Activity
Return every line below exactly as written.

Excerpted data
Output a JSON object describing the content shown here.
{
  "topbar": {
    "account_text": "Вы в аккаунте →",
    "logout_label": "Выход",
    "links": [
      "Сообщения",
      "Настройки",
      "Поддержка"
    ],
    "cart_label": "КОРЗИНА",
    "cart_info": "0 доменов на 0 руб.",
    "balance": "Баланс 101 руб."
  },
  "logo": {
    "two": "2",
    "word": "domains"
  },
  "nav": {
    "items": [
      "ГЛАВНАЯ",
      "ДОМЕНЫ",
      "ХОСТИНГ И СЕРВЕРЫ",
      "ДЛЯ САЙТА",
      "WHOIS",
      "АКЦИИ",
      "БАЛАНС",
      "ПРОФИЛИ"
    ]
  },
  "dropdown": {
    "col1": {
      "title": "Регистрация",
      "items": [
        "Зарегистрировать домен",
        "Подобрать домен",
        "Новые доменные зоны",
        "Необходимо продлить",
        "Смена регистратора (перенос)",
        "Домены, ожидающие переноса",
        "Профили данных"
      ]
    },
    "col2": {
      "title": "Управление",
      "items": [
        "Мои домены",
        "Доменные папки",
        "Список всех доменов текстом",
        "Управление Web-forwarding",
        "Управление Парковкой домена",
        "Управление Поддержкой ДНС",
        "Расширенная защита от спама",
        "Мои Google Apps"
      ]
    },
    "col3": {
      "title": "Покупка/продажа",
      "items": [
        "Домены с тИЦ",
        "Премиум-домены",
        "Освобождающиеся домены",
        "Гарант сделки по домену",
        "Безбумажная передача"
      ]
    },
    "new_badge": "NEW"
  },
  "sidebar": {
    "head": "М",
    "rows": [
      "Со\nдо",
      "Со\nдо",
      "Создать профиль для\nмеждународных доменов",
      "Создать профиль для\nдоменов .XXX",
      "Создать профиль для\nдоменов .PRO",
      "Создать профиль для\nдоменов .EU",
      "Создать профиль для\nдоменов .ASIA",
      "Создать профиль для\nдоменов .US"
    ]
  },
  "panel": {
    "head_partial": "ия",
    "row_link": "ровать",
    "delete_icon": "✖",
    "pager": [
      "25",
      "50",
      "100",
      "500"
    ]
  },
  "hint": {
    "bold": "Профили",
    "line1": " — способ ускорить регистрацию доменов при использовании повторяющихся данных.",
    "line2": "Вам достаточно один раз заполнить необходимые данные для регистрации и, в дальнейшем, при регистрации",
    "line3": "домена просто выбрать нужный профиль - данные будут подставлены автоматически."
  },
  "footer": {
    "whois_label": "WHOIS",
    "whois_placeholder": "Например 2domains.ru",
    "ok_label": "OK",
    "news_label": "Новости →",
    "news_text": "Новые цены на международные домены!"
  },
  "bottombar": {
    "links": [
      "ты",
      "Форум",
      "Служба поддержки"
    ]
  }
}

Answer box
Output a JSON object describing the content shown here.
{
  "topbar": {
    "account_text": "Вы в аккаунте →",
    "logout_label": "Выход",
    "links": [
      "Сообщения",
      "Настройки",
      "Поддержка"
    ],
    "cart_label": "КОРЗИНА",
    "cart_info": "0 доменов на 0 руб.",
    "balance": "Баланс 101 руб."
  },
  "logo": {
    "two": "2",
    "word": "domains"
  },
  "nav": {
    "items": [
      "ГЛАВНАЯ",
      "ДОМЕНЫ",
      "ХОСТИНГ И СЕРВЕРЫ",
      "ДЛЯ САЙТА",
      "WHOIS",
      "АКЦИИ",
      "БАЛАНС",
      "ПРОФИЛИ"
    ]
  },
  "dropdown": {
    "col1": {
      "title": "Регистрация",
      "items": [
        "Зарегистрировать домен",
        "Подобрать домен",
        "Новые доменные зоны",
        "Необходимо продлить",
        "Смена регистратора (перенос)",
        "Домены, ожидающие переноса",
        "Профили данных"
      ]
    },
    "col2": {
      "title": "Управление",
      "items": [
        "Мои домены",
        "Доменные папки",
        "Список всех доменов текстом",
        "Управление Web-forwarding",
        "Управление Парковкой домена",
        "Управление Поддержкой ДНС",
        "Расширенная защита от спама",
        "Мои Google Apps"
      ]
    },
    "col3": {
      "title": "Покупка/продажа",
      "items": [
        "Домены с тИЦ",
        "Премиум-домены",
        "Освобождающиеся домены",
        "Гарант сделки по домену",
        "Безбумажная передача"
      ]
    },
    "new_badge": "NEW"
  },
  "sidebar": {
    "head": "М",
    "rows": [
      "Со\nдо",
      "Со\nдо",
      "Создать профиль для\nмеждународных доменов",
      "Создать профиль для\nдоменов .XXX",
      "Создать профиль для\nдоменов .PRO",
      "Создать профиль для\nдоменов .EU",
      "Создать профиль для\nдоменов .ASIA",
      "Создать профиль для\nдоменов .US"
    ]
  },
  "panel": {
    "head_partial": "ия",
    "row_link": "ровать",
    "delete_icon": "✖",
    "pager": [
      "25",
      "50",
      "100",
      "500"
    ]
  },
  "hint": {
    "bold": "Профили",
    "line1": " — способ ускорить регистрацию доменов при использовании повторяющихся данных.",
    "line2": "Вам достаточно один раз заполнить необходимые данные для регистрации и, в дальнейшем, при регистрации",
    "line3": "домена просто выбрать нужный профиль - данные будут подставлены автоматически."
  },
  "footer": {
    "whois_label": "WHOIS",
    "whois_placeholder": "Например 2domains.ru",
    "ok_label": "OK",
    "news_label": "Новости →",
    "news_text": "Новые цены на международные домены!"
  },
  "bottombar": {
    "links": [
      "ты",
      "Форум",
      "Служба поддержки"
    ]
  }
}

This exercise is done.